What to produce: With the pictures left out, write every entry down exactly.

The data:
....
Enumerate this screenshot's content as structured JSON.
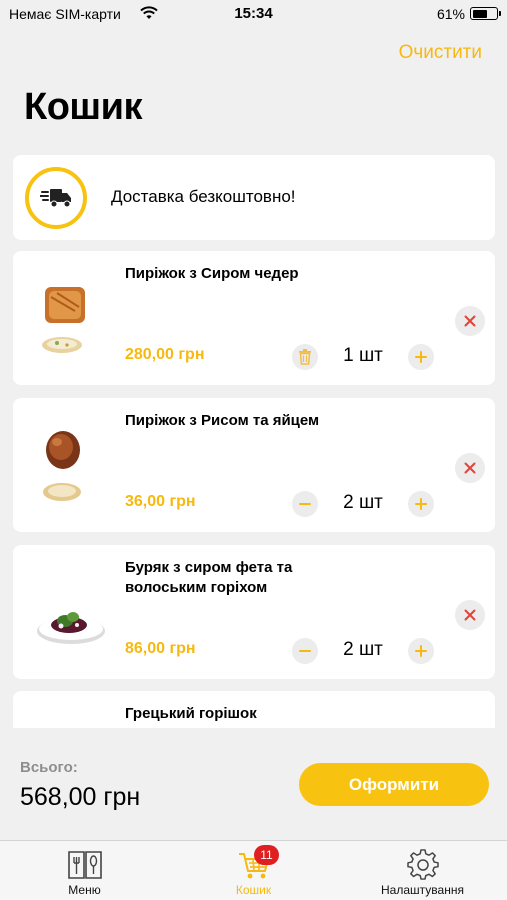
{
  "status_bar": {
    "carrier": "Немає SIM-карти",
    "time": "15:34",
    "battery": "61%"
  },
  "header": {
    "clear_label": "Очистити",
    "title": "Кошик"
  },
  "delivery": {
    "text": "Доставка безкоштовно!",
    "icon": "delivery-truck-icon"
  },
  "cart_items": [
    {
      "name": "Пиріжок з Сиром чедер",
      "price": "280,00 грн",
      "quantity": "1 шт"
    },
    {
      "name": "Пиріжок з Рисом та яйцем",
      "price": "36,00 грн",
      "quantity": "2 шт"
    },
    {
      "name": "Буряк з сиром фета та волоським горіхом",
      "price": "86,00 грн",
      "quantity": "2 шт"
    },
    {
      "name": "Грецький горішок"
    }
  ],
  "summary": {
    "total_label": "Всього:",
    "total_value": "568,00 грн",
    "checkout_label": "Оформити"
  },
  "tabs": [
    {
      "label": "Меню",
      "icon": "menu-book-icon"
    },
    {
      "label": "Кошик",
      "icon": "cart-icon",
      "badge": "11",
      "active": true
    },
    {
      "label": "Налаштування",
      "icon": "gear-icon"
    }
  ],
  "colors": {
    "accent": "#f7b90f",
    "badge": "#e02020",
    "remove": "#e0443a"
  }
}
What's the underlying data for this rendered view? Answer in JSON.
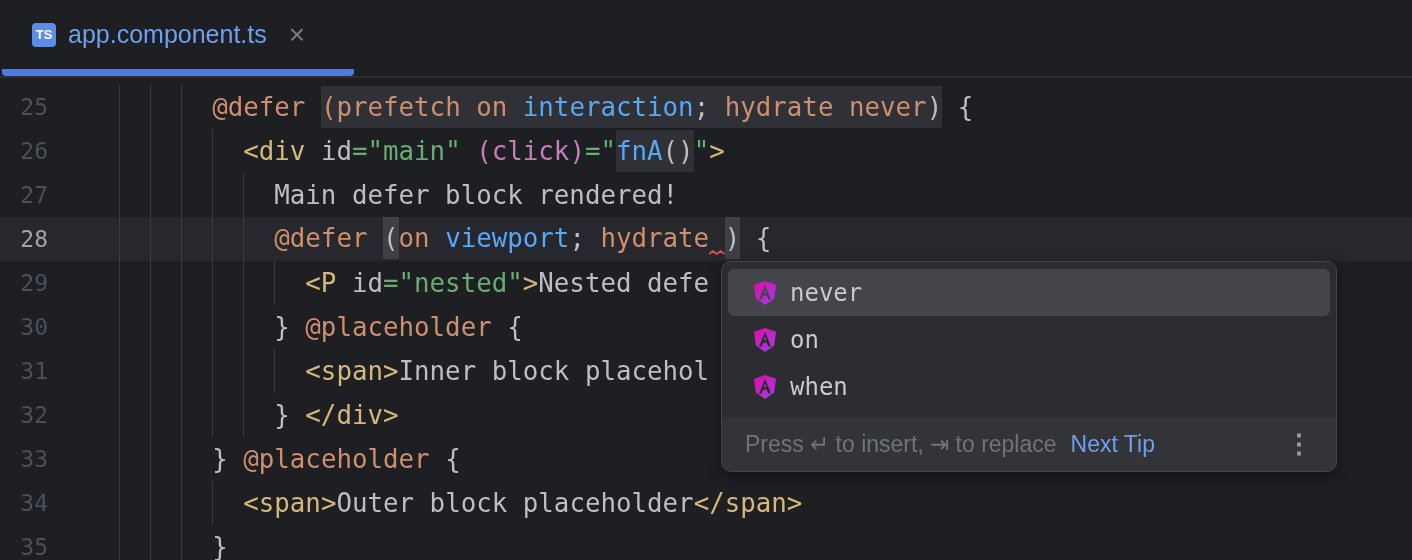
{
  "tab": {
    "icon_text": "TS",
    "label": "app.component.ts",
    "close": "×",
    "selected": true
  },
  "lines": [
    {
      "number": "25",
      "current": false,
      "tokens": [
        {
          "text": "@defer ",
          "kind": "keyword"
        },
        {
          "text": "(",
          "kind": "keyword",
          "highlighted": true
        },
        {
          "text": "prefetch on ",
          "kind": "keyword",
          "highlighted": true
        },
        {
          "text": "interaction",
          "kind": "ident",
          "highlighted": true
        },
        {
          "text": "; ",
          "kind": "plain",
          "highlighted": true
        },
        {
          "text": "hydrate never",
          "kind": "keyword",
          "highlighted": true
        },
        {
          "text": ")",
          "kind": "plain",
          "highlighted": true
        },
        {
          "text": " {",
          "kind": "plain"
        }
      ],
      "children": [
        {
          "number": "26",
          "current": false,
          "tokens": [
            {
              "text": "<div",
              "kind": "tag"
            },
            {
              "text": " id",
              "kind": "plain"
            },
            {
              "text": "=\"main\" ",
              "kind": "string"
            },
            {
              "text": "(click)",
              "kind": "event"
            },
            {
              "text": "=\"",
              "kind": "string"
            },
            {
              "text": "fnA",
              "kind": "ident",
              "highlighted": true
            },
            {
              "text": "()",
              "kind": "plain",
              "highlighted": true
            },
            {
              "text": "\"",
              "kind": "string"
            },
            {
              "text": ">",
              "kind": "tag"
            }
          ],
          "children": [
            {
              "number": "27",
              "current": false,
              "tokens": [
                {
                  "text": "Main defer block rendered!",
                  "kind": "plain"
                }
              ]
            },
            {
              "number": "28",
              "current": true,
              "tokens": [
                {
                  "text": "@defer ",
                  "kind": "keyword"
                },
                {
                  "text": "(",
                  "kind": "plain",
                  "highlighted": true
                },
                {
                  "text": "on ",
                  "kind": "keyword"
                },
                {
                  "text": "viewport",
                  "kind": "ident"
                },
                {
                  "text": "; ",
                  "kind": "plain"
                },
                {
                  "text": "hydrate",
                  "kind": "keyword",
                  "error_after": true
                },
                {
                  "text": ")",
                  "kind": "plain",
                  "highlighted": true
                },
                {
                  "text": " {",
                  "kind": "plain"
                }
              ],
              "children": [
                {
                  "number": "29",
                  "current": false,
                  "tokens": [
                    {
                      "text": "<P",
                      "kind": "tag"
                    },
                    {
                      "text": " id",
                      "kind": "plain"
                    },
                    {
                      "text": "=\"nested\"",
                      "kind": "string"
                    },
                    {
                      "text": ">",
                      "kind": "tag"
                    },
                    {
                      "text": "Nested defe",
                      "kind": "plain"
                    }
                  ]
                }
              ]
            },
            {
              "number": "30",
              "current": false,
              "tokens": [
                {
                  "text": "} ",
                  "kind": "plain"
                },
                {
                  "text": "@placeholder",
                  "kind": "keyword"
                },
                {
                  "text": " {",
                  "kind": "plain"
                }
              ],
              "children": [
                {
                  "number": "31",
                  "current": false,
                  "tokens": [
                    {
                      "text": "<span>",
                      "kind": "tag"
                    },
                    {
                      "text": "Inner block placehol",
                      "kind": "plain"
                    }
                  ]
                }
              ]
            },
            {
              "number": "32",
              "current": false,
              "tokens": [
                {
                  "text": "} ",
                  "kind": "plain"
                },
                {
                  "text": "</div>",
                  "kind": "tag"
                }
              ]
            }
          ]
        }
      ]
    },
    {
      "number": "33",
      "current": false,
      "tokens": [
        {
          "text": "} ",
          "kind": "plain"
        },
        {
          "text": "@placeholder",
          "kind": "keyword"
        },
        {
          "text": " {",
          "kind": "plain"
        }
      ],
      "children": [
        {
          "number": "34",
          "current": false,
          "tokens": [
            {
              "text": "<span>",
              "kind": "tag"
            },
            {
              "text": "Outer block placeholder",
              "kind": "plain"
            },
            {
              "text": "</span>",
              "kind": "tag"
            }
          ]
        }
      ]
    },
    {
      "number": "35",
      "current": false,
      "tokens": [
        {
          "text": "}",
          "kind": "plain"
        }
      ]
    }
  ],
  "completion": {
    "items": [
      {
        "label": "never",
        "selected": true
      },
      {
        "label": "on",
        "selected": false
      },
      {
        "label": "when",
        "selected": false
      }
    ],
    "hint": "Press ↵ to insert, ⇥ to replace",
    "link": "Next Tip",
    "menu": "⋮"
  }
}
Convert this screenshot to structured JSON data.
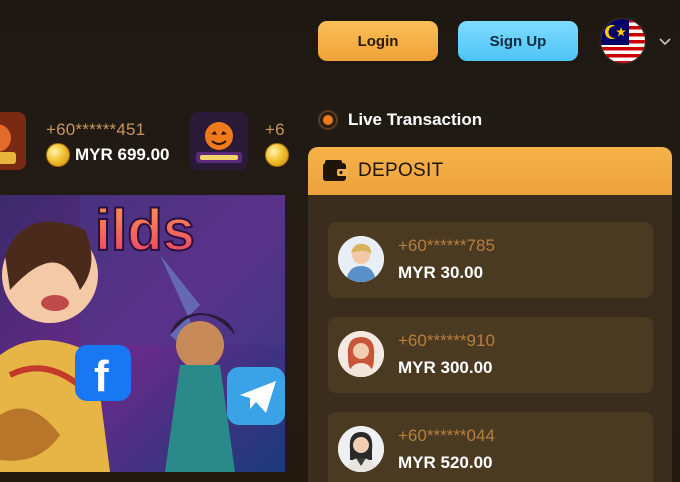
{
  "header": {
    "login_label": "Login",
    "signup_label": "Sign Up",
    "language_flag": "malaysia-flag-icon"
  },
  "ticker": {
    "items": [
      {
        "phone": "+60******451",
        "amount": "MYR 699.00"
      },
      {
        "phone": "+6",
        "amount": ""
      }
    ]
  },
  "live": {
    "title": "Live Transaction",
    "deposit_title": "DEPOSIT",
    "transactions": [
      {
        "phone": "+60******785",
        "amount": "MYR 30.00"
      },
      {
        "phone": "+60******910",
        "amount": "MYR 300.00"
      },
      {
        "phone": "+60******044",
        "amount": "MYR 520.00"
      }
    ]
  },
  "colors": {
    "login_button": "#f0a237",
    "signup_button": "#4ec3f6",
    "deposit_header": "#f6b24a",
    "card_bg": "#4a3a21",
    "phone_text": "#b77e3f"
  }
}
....
Response:
Enumerate this screenshot's content as structured JSON.
{
  "status_bar": {
    "carrier": "Немає SIM-карти",
    "time": "15:34",
    "battery": "61%"
  },
  "header": {
    "clear_label": "Очистити",
    "title": "Кошик"
  },
  "delivery": {
    "text": "Доставка безкоштовно!",
    "icon": "delivery-truck-icon"
  },
  "cart_items": [
    {
      "name": "Пиріжок з Сиром чедер",
      "price": "280,00 грн",
      "quantity": "1 шт"
    },
    {
      "name": "Пиріжок з Рисом та яйцем",
      "price": "36,00 грн",
      "quantity": "2 шт"
    },
    {
      "name": "Буряк з сиром фета та волоським горіхом",
      "price": "86,00 грн",
      "quantity": "2 шт"
    },
    {
      "name": "Грецький горішок"
    }
  ],
  "summary": {
    "total_label": "Всього:",
    "total_value": "568,00 грн",
    "checkout_label": "Оформити"
  },
  "tabs": [
    {
      "label": "Меню",
      "icon": "menu-book-icon"
    },
    {
      "label": "Кошик",
      "icon": "cart-icon",
      "badge": "11",
      "active": true
    },
    {
      "label": "Налаштування",
      "icon": "gear-icon"
    }
  ],
  "colors": {
    "accent": "#f7b90f",
    "badge": "#e02020",
    "remove": "#e0443a"
  }
}
What's the underlying data for this rendered view? Answer in JSON.
{
  "tab": {
    "icon_text": "TS",
    "label": "app.component.ts",
    "close": "×",
    "selected": true
  },
  "lines": [
    {
      "number": "25",
      "current": false,
      "tokens": [
        {
          "text": "@defer ",
          "kind": "keyword"
        },
        {
          "text": "(",
          "kind": "keyword",
          "highlighted": true
        },
        {
          "text": "prefetch on ",
          "kind": "keyword",
          "highlighted": true
        },
        {
          "text": "interaction",
          "kind": "ident",
          "highlighted": true
        },
        {
          "text": "; ",
          "kind": "plain",
          "highlighted": true
        },
        {
          "text": "hydrate never",
          "kind": "keyword",
          "highlighted": true
        },
        {
          "text": ")",
          "kind": "plain",
          "highlighted": true
        },
        {
          "text": " {",
          "kind": "plain"
        }
      ],
      "children": [
        {
          "number": "26",
          "current": false,
          "tokens": [
            {
              "text": "<div",
              "kind": "tag"
            },
            {
              "text": " id",
              "kind": "plain"
            },
            {
              "text": "=\"main\" ",
              "kind": "string"
            },
            {
              "text": "(click)",
              "kind": "event"
            },
            {
              "text": "=\"",
              "kind": "string"
            },
            {
              "text": "fnA",
              "kind": "ident",
              "highlighted": true
            },
            {
              "text": "()",
              "kind": "plain",
              "highlighted": true
            },
            {
              "text": "\"",
              "kind": "string"
            },
            {
              "text": ">",
              "kind": "tag"
            }
          ],
          "children": [
            {
              "number": "27",
              "current": false,
              "tokens": [
                {
                  "text": "Main defer block rendered!",
                  "kind": "plain"
                }
              ]
            },
            {
              "number": "28",
              "current": true,
              "tokens": [
                {
                  "text": "@defer ",
                  "kind": "keyword"
                },
                {
                  "text": "(",
                  "kind": "plain",
                  "highlighted": true
                },
                {
                  "text": "on ",
                  "kind": "keyword"
                },
                {
                  "text": "viewport",
                  "kind": "ident"
                },
                {
                  "text": "; ",
                  "kind": "plain"
                },
                {
                  "text": "hydrate",
                  "kind": "keyword",
                  "error_after": true
                },
                {
                  "text": ")",
                  "kind": "plain",
                  "highlighted": true
                },
                {
                  "text": " {",
                  "kind": "plain"
                }
              ],
              "children": [
                {
                  "number": "29",
                  "current": false,
                  "tokens": [
                    {
                      "text": "<P",
                      "kind": "tag"
                    },
                    {
                      "text": " id",
                      "kind": "plain"
                    },
                    {
                      "text": "=\"nested\"",
                      "kind": "string"
                    },
                    {
                      "text": ">",
                      "kind": "tag"
                    },
                    {
                      "text": "Nested defe",
                      "kind": "plain"
                    }
                  ]
                }
              ]
            },
            {
              "number": "30",
              "current": false,
              "tokens": [
                {
                  "text": "} ",
                  "kind": "plain"
                },
                {
                  "text": "@placeholder",
                  "kind": "keyword"
                },
                {
                  "text": " {",
                  "kind": "plain"
                }
              ],
              "children": [
                {
                  "number": "31",
                  "current": false,
                  "tokens": [
                    {
                      "text": "<span>",
                      "kind": "tag"
                    },
                    {
                      "text": "Inner block placehol",
                      "kind": "plain"
                    }
                  ]
                }
              ]
            },
            {
              "number": "32",
              "current": false,
              "tokens": [
                {
                  "text": "} ",
                  "kind": "plain"
                },
                {
                  "text": "</div>",
                  "kind": "tag"
                }
              ]
            }
          ]
        }
      ]
    },
    {
      "number": "33",
      "current": false,
      "tokens": [
        {
          "text": "} ",
          "kind": "plain"
        },
        {
          "text": "@placeholder",
          "kind": "keyword"
        },
        {
          "text": " {",
          "kind": "plain"
        }
      ],
      "children": [
        {
          "number": "34",
          "current": false,
          "tokens": [
            {
              "text": "<span>",
              "kind": "tag"
            },
            {
              "text": "Outer block placeholder",
              "kind": "plain"
            },
            {
              "text": "</span>",
              "kind": "tag"
            }
          ]
        }
      ]
    },
    {
      "number": "35",
      "current": false,
      "tokens": [
        {
          "text": "}",
          "kind": "plain"
        }
      ]
    }
  ],
  "completion": {
    "items": [
      {
        "label": "never",
        "selected": true
      },
      {
        "label": "on",
        "selected": false
      },
      {
        "label": "when",
        "selected": false
      }
    ],
    "hint": "Press ↵ to insert, ⇥ to replace",
    "link": "Next Tip",
    "menu": "⋮"
  }
}
Convert this screenshot to structured JSON data.
{
  "header": {
    "login_label": "Login",
    "signup_label": "Sign Up",
    "language_flag": "malaysia-flag-icon"
  },
  "ticker": {
    "items": [
      {
        "phone": "+60******451",
        "amount": "MYR 699.00"
      },
      {
        "phone": "+6",
        "amount": ""
      }
    ]
  },
  "live": {
    "title": "Live Transaction",
    "deposit_title": "DEPOSIT",
    "transactions": [
      {
        "phone": "+60******785",
        "amount": "MYR 30.00"
      },
      {
        "phone": "+60******910",
        "amount": "MYR 300.00"
      },
      {
        "phone": "+60******044",
        "amount": "MYR 520.00"
      }
    ]
  },
  "colors": {
    "login_button": "#f0a237",
    "signup_button": "#4ec3f6",
    "deposit_header": "#f6b24a",
    "card_bg": "#4a3a21",
    "phone_text": "#b77e3f"
  }
}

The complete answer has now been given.